- _SUPPLIED RECORDS_
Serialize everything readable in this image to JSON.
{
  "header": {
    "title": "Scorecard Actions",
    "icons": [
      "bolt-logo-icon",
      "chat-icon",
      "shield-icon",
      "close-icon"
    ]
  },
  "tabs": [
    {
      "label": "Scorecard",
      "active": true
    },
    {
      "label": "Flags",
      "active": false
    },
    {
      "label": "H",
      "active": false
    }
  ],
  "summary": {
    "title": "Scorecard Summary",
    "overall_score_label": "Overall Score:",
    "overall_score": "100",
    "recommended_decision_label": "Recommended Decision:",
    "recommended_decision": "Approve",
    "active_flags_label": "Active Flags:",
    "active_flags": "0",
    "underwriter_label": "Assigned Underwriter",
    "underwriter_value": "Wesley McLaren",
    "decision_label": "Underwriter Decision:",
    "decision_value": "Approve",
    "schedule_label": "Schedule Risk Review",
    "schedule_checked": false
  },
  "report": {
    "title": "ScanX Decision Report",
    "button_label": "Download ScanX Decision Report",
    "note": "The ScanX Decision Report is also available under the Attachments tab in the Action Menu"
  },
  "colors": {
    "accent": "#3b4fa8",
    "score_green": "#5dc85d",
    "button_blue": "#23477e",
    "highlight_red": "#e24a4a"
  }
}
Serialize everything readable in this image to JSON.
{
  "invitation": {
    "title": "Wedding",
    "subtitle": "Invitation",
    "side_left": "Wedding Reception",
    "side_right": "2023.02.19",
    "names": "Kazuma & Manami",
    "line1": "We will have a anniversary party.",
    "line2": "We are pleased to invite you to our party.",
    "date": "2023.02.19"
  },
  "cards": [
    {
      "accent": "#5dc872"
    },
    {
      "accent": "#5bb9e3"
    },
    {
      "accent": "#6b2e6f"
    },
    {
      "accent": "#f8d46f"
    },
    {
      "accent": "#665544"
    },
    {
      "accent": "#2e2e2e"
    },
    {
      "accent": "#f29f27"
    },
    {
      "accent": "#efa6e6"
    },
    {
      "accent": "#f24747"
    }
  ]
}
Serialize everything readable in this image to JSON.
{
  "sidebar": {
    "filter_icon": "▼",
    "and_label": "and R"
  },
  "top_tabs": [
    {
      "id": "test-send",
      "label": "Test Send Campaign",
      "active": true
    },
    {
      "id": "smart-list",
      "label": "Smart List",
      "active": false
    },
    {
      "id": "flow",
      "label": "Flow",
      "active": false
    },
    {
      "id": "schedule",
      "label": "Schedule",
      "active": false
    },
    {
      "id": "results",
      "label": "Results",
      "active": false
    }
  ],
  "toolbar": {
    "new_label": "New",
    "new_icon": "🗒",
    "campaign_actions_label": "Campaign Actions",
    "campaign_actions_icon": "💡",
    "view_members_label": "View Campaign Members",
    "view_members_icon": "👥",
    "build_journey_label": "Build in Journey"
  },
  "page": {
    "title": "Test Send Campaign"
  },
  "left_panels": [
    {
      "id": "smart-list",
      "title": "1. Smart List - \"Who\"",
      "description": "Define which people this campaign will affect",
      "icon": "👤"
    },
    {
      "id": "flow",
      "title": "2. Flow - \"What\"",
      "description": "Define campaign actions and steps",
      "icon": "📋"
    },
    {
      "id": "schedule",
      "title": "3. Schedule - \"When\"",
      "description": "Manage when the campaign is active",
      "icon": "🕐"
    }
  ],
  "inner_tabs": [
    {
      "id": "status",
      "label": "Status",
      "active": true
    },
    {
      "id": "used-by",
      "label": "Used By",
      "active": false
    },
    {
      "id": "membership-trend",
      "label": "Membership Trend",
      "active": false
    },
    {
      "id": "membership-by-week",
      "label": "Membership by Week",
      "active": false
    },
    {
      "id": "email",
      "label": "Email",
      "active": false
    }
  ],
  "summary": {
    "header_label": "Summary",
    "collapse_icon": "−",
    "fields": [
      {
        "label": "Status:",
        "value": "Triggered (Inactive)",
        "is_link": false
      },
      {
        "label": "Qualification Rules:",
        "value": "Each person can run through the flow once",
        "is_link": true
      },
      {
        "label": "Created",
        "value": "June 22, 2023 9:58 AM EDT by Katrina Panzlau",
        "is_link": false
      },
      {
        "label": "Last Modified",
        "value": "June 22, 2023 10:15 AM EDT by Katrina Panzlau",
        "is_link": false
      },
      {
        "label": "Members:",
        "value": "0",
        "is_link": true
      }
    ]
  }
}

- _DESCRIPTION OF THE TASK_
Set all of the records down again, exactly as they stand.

- _ANSWER SPACE_
Serialize everything readable in this image to JSON.
{
  "header": {
    "title": "Scorecard Actions",
    "icons": [
      "bolt-logo-icon",
      "chat-icon",
      "shield-icon",
      "close-icon"
    ]
  },
  "tabs": [
    {
      "label": "Scorecard",
      "active": true
    },
    {
      "label": "Flags",
      "active": false
    },
    {
      "label": "H",
      "active": false
    }
  ],
  "summary": {
    "title": "Scorecard Summary",
    "overall_score_label": "Overall Score:",
    "overall_score": "100",
    "recommended_decision_label": "Recommended Decision:",
    "recommended_decision": "Approve",
    "active_flags_label": "Active Flags:",
    "active_flags": "0",
    "underwriter_label": "Assigned Underwriter",
    "underwriter_value": "Wesley McLaren",
    "decision_label": "Underwriter Decision:",
    "decision_value": "Approve",
    "schedule_label": "Schedule Risk Review",
    "schedule_checked": false
  },
  "report": {
    "title": "ScanX Decision Report",
    "button_label": "Download ScanX Decision Report",
    "note": "The ScanX Decision Report is also available under the Attachments tab in the Action Menu"
  },
  "colors": {
    "accent": "#3b4fa8",
    "score_green": "#5dc85d",
    "button_blue": "#23477e",
    "highlight_red": "#e24a4a"
  }
}
Serialize everything readable in this image to JSON.
{
  "invitation": {
    "title": "Wedding",
    "subtitle": "Invitation",
    "side_left": "Wedding Reception",
    "side_right": "2023.02.19",
    "names": "Kazuma & Manami",
    "line1": "We will have a anniversary party.",
    "line2": "We are pleased to invite you to our party.",
    "date": "2023.02.19"
  },
  "cards": [
    {
      "accent": "#5dc872"
    },
    {
      "accent": "#5bb9e3"
    },
    {
      "accent": "#6b2e6f"
    },
    {
      "accent": "#f8d46f"
    },
    {
      "accent": "#665544"
    },
    {
      "accent": "#2e2e2e"
    },
    {
      "accent": "#f29f27"
    },
    {
      "accent": "#efa6e6"
    },
    {
      "accent": "#f24747"
    }
  ]
}
Serialize everything readable in this image to JSON.
{
  "sidebar": {
    "filter_icon": "▼",
    "and_label": "and R"
  },
  "top_tabs": [
    {
      "id": "test-send",
      "label": "Test Send Campaign",
      "active": true
    },
    {
      "id": "smart-list",
      "label": "Smart List",
      "active": false
    },
    {
      "id": "flow",
      "label": "Flow",
      "active": false
    },
    {
      "id": "schedule",
      "label": "Schedule",
      "active": false
    },
    {
      "id": "results",
      "label": "Results",
      "active": false
    }
  ],
  "toolbar": {
    "new_label": "New",
    "new_icon": "🗒",
    "campaign_actions_label": "Campaign Actions",
    "campaign_actions_icon": "💡",
    "view_members_label": "View Campaign Members",
    "view_members_icon": "👥",
    "build_journey_label": "Build in Journey"
  },
  "page": {
    "title": "Test Send Campaign"
  },
  "left_panels": [
    {
      "id": "smart-list",
      "title": "1. Smart List - \"Who\"",
      "description": "Define which people this campaign will affect",
      "icon": "👤"
    },
    {
      "id": "flow",
      "title": "2. Flow - \"What\"",
      "description": "Define campaign actions and steps",
      "icon": "📋"
    },
    {
      "id": "schedule",
      "title": "3. Schedule - \"When\"",
      "description": "Manage when the campaign is active",
      "icon": "🕐"
    }
  ],
  "inner_tabs": [
    {
      "id": "status",
      "label": "Status",
      "active": true
    },
    {
      "id": "used-by",
      "label": "Used By",
      "active": false
    },
    {
      "id": "membership-trend",
      "label": "Membership Trend",
      "active": false
    },
    {
      "id": "membership-by-week",
      "label": "Membership by Week",
      "active": false
    },
    {
      "id": "email",
      "label": "Email",
      "active": false
    }
  ],
  "summary": {
    "header_label": "Summary",
    "collapse_icon": "−",
    "fields": [
      {
        "label": "Status:",
        "value": "Triggered (Inactive)",
        "is_link": false
      },
      {
        "label": "Qualification Rules:",
        "value": "Each person can run through the flow once",
        "is_link": true
      },
      {
        "label": "Created",
        "value": "June 22, 2023 9:58 AM EDT by Katrina Panzlau",
        "is_link": false
      },
      {
        "label": "Last Modified",
        "value": "June 22, 2023 10:15 AM EDT by Katrina Panzlau",
        "is_link": false
      },
      {
        "label": "Members:",
        "value": "0",
        "is_link": true
      }
    ]
  }
}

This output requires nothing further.